Machine Wilderness has two workshops in spring. A ‘Forest Bathing’ workshop by anthropologist Judith van der Elst and a ‘Symbiotic Systems’ workshop by artist Ivan Henriques, both in Amsterdam taking the Amstelpark as their context. There is also a program within Machine Wilderness of in situ experimentation called ‘Field Robotics’ in which we take a range of different landscapes in Europe as case studies for developing ecological robotics.
Team members during the 2 day Cornwall workshop prototyping a robotic cuttlefish that sources its energy from the Falmouth tidal plane mud
The first expedition in Field Robotics was in Falmouth (UK) in collaboration with FoAM in Cornwall where we brought together some 35 people from a wide spectrum of backgrounds to design artificial creatures or in Cornish jynnweythek godhviles (mechanical wild animals) to inhabit some local ecological niche. The idea was to have a larger group so we could explore many different approaches to prototyping and bring lessons from that into the following expeditions. Teams worked for two days connecting to the landscape physically and mentally and started ripping apart robotic toys, skinning mechanical hamsters, glueing electronics to vegetables and harnessing electricity from mudbanks. Sketching out mechanical organs and functions the materials started to embody biographies of unknown hybrid species. We learned that local knowledge is crucial to get beyond first impressions in a landscape and we learned that it’s important to be outside as much as possible, also during the prototyping. It was very well received as a way of rethinking how we relate to our landscapes and get beyond view dominated by disciplines.

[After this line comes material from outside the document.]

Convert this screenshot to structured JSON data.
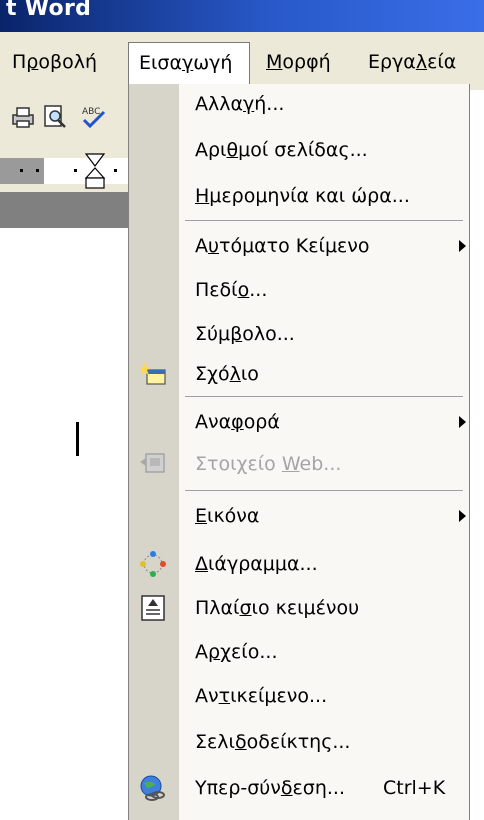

The second expedition will be a team residency later in 2016 as part of Ars Bioarctica organized by the Finnish Society of Bioart at Kilpisjarvi Biological Station well within the arctic circle in Northern Finland. The idea for this second expedition is to have a smaller team and longer period of development. We have an amazing set of team members including: Ian Ingram, Peter Flemming and Antti Tenetz.
The Layered Landscapes team during Field_Notes at Kilpisjarvi Biological Station organized by the Finnish Society for Bioart, which became the inspiration for a Field Robotics expedition at the station
One additional thing I’d like to mention about the project:
The title Machine Wilderness is borrowed from the excellent 2012 ISEA in Albuquerque, curated by Andrea Polli, and originates from writings of cultural geographer Ron Horvath in the 1960s. We apply it with full appreciation and respect for that context.
Thank you Theun!